Task directions:
Filter the data for lines with the word "CONTENT" and copy those lines.

Recorded data:
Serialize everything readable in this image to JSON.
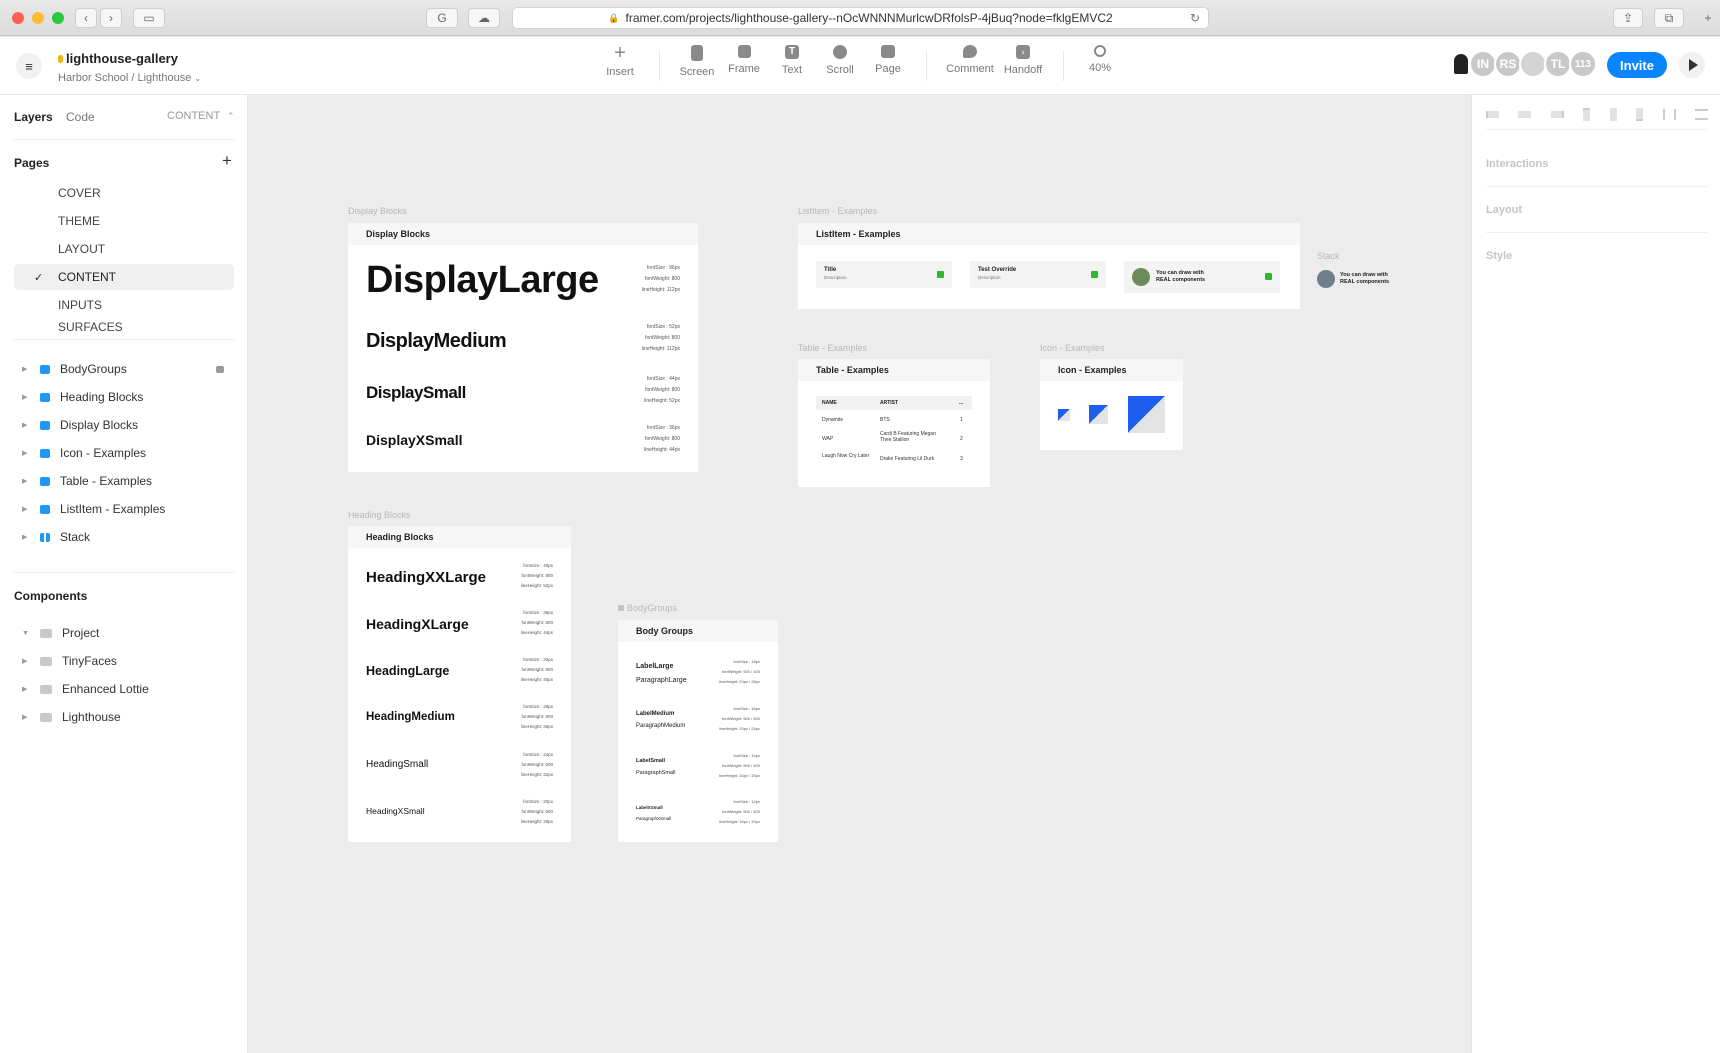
{
  "browser": {
    "url": "framer.com/projects/lighthouse-gallery--nOcWNNNMurlcwDRfolsP-4jBuq?node=fklgEMVC2"
  },
  "project": {
    "name": "lighthouse-gallery",
    "breadcrumb": "Harbor School / Lighthouse"
  },
  "toolbar": {
    "tools": [
      {
        "label": "Insert",
        "icon": "plus-icon"
      },
      {
        "label": "Screen",
        "icon": "screen-icon"
      },
      {
        "label": "Frame",
        "icon": "frame-icon"
      },
      {
        "label": "Text",
        "icon": "text-icon"
      },
      {
        "label": "Scroll",
        "icon": "scroll-icon"
      },
      {
        "label": "Page",
        "icon": "page-icon"
      },
      {
        "label": "Comment",
        "icon": "comment-icon"
      },
      {
        "label": "Handoff",
        "icon": "handoff-icon"
      }
    ],
    "zoom": "40%",
    "avatars": [
      "IN",
      "RS",
      "",
      "TL",
      "113"
    ],
    "invite_label": "Invite"
  },
  "left_panel": {
    "tabs": {
      "layers": "Layers",
      "code": "Code",
      "current_page": "CONTENT"
    },
    "pages_title": "Pages",
    "pages": [
      "COVER",
      "THEME",
      "LAYOUT",
      "CONTENT",
      "INPUTS",
      "SURFACES"
    ],
    "selected_page": "CONTENT",
    "layers": [
      {
        "label": "BodyGroups",
        "icon": "stack-icon",
        "locked": true
      },
      {
        "label": "Heading Blocks",
        "icon": "stack-icon"
      },
      {
        "label": "Display Blocks",
        "icon": "stack-icon"
      },
      {
        "label": "Icon - Examples",
        "icon": "stack-icon"
      },
      {
        "label": "Table - Examples",
        "icon": "stack-icon"
      },
      {
        "label": "ListItem - Examples",
        "icon": "stack-icon"
      },
      {
        "label": "Stack",
        "icon": "horizontal-stack-icon"
      }
    ],
    "components_title": "Components",
    "components": [
      "Project",
      "TinyFaces",
      "Enhanced Lottie",
      "Lighthouse"
    ]
  },
  "right_panel": {
    "sections": [
      "Interactions",
      "Layout",
      "Style"
    ]
  },
  "canvas": {
    "display_blocks": {
      "label": "Display Blocks",
      "title": "Display Blocks",
      "items": [
        {
          "text": "DisplayLarge",
          "spec": [
            "fontSize : 96px",
            "fontWeight: 800",
            "lineHeight: 112px"
          ]
        },
        {
          "text": "DisplayMedium",
          "spec": [
            "fontSize : 52px",
            "fontWeight: 800",
            "lineHeight: 112px"
          ]
        },
        {
          "text": "DisplaySmall",
          "spec": [
            "fontSize : 44px",
            "fontWeight: 800",
            "lineHeight: 52px"
          ]
        },
        {
          "text": "DisplayXSmall",
          "spec": [
            "fontSize : 36px",
            "fontWeight: 800",
            "lineHeight: 44px"
          ]
        }
      ]
    },
    "heading_blocks": {
      "label": "Heading Blocks",
      "title": "Heading Blocks",
      "items": [
        {
          "text": "HeadingXXLarge",
          "spec": [
            "fontSize : 40px",
            "fontWeight: 800",
            "lineHeight: 52px"
          ]
        },
        {
          "text": "HeadingXLarge",
          "spec": [
            "fontSize : 36px",
            "fontWeight: 800",
            "lineHeight: 44px"
          ]
        },
        {
          "text": "HeadingLarge",
          "spec": [
            "fontSize : 32px",
            "fontWeight: 800",
            "lineHeight: 40px"
          ]
        },
        {
          "text": "HeadingMedium",
          "spec": [
            "fontSize : 28px",
            "fontWeight: 800",
            "lineHeight: 36px"
          ]
        },
        {
          "text": "HeadingSmall",
          "spec": [
            "fontSize : 24px",
            "fontWeight: 500",
            "lineHeight: 32px"
          ]
        },
        {
          "text": "HeadingXSmall",
          "spec": [
            "fontSize : 20px",
            "fontWeight: 500",
            "lineHeight: 28px"
          ]
        }
      ]
    },
    "body_groups": {
      "label": "BodyGroups",
      "title": "Body Groups",
      "items": [
        {
          "label": "LabelLarge",
          "paragraph": "ParagraphLarge",
          "spec": [
            "fontSize : 18px",
            "fontWeight: 500 / 400",
            "lineHeight: 24px / 28px"
          ]
        },
        {
          "label": "LabelMedium",
          "paragraph": "ParagraphMedium",
          "spec": [
            "fontSize : 16px",
            "fontWeight: 500 / 400",
            "lineHeight: 20px / 24px"
          ]
        },
        {
          "label": "LabelSmall",
          "paragraph": "ParagraphSmall",
          "spec": [
            "fontSize : 14px",
            "fontWeight: 500 / 400",
            "lineHeight: 16px / 20px"
          ]
        },
        {
          "label": "LabelXSmall",
          "paragraph": "ParagraphXSmall",
          "spec": [
            "fontSize : 12px",
            "fontWeight: 500 / 400",
            "lineHeight: 16px / 20px"
          ]
        }
      ]
    },
    "listitem_examples": {
      "label": "ListItem - Examples",
      "title": "ListItem - Examples",
      "items": [
        {
          "title": "Title",
          "desc": "Description"
        },
        {
          "title": "Test Override",
          "desc": "Description"
        },
        {
          "title": "You can draw with",
          "desc": "REAL components"
        }
      ]
    },
    "stack": {
      "label": "Stack",
      "line1": "You can draw with",
      "line2": "REAL components"
    },
    "table_examples": {
      "label": "Table - Examples",
      "title": "Table - Examples",
      "headers": [
        "NAME",
        "ARTIST",
        "..."
      ],
      "rows": [
        [
          "Dynamite",
          "BTS",
          "1"
        ],
        [
          "WAP",
          "Cardi B Featuring Megan Thee Stallion",
          "2"
        ],
        [
          "Laugh Now Cry Later",
          "Drake Featuring Lil Durk",
          "3"
        ]
      ]
    },
    "icon_examples": {
      "label": "Icon - Examples",
      "title": "Icon - Examples"
    }
  },
  "colors": {
    "accent": "#0a84ff",
    "icon_blue": "#1f5ff0",
    "check_green": "#2eb82e",
    "layer_icon": "#2196f3"
  }
}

Task output:
      "current_page": "CONTENT"
      "CONTENT",
    "selected_page": "CONTENT",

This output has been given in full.